Fatal Attractions joins books by Eric Ires (The Life and Death of Anne Boleyn, Blackwell, 2004) and Retha M. Warnicke (The Rise and Fall of Anne Boleyn, Cambridge University Press, 1989), and a long running-debate in the pages of the English Historical Review and the Historical Journal, as some of the crucial reading for a study of Anne Boleyn. These three historians do agree on several important points: that Anne did not raise herself from humble origins, but was the daughter of a reasonably well-to-do and successful 'courtier-administrator'; that Anne is an important figure in her own right, worthy of scholarly study and deserving of a more nuanced analysis than she has received in the past; that evidence for Anne's life is scanty and sometimes contradictory, or suspect; and, finally, each admits engaging in informed speculation when evidence is unclear or lacking.

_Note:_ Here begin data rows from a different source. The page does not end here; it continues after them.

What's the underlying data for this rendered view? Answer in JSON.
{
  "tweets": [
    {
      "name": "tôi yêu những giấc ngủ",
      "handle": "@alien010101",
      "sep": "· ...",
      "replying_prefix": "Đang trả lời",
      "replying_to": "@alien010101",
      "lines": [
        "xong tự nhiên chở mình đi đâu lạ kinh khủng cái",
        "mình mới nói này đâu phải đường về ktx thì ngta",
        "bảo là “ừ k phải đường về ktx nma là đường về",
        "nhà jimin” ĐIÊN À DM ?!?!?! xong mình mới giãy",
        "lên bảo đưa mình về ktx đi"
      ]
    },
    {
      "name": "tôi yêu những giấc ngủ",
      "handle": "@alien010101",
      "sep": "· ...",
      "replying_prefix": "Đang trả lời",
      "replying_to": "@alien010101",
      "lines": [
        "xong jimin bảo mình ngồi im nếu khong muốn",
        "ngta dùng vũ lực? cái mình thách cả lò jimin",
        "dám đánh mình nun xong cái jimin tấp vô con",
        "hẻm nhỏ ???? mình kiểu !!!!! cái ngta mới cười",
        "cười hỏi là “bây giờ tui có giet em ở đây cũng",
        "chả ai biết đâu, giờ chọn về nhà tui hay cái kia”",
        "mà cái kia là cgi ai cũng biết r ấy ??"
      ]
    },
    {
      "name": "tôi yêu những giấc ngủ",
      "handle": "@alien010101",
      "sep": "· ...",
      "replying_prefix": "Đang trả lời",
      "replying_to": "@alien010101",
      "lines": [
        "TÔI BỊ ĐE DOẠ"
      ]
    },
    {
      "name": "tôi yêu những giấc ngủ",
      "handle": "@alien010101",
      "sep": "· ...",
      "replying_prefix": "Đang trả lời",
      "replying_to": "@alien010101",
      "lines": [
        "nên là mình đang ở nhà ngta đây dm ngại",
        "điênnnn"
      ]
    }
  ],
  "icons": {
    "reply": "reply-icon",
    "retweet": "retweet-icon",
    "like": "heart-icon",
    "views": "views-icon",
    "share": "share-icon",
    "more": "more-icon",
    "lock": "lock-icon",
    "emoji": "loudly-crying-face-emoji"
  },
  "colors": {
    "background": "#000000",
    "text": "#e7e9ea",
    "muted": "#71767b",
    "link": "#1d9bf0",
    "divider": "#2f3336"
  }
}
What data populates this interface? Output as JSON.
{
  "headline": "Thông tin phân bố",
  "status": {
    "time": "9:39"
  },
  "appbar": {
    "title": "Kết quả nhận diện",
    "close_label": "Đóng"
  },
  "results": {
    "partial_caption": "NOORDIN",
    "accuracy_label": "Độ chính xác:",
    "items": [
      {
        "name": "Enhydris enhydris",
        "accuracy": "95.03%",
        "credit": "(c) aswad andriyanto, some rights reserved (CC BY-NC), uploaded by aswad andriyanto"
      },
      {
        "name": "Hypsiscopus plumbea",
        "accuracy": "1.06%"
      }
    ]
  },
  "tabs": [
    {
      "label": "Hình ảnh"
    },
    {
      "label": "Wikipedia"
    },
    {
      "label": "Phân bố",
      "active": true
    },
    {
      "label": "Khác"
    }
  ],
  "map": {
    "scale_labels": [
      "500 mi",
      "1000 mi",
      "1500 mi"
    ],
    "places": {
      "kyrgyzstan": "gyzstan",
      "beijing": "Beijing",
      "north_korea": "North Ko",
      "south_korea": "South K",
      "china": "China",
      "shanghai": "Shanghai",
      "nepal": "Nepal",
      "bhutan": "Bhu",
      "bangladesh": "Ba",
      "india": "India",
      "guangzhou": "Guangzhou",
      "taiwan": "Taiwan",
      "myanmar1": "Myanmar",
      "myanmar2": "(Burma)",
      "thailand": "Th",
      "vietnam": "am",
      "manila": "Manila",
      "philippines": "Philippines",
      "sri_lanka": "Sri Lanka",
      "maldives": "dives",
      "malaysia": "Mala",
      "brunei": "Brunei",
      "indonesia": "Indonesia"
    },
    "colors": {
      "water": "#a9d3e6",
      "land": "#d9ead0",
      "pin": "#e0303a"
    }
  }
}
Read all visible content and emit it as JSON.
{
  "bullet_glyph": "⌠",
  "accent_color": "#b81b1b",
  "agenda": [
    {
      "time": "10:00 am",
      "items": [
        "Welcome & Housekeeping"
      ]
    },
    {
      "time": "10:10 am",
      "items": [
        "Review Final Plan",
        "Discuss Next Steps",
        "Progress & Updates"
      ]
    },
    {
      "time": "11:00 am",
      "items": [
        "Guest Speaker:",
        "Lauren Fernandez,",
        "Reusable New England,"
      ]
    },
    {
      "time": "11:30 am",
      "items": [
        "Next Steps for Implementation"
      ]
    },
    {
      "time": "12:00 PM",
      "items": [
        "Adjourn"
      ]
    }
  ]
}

Anne Boleyn was born between circa 1501 and circa 1507; historians do not agree on the specific date or on which of the Boleyn properties was her birthplace. She had a living brother and sister, but because their birth dates are also unknown, so, too, is their birth order. Informed speculation on all these questions has led to contradictory conclusions among the historians, and a reader must keep in mind that later conclusions about Anne's behaviour may be affected by historians' perception of her age and the expected behaviour for someone of that age in the sixteenth century.

In 1513, Anne's father secured a place for her at the court of the archduchess Margaret, regent of the Low Countries, where Anne was to learn courtly skills and French. She arrived there in summer 1513. Since historians disagree on her birth date, they also disagree to some extent on what she was doing while at Margaret's court. Knowing her birth date could tell us whether she was twelve years old and 'one of eighteen ladies and maids of honor ... [who] were both companions and servants, keeping their mistress company and running errands', as Bernard argues (p. 7); or, whether she was a seven-year-old 'who was incapable of performing the chores of a maid of honor properly . …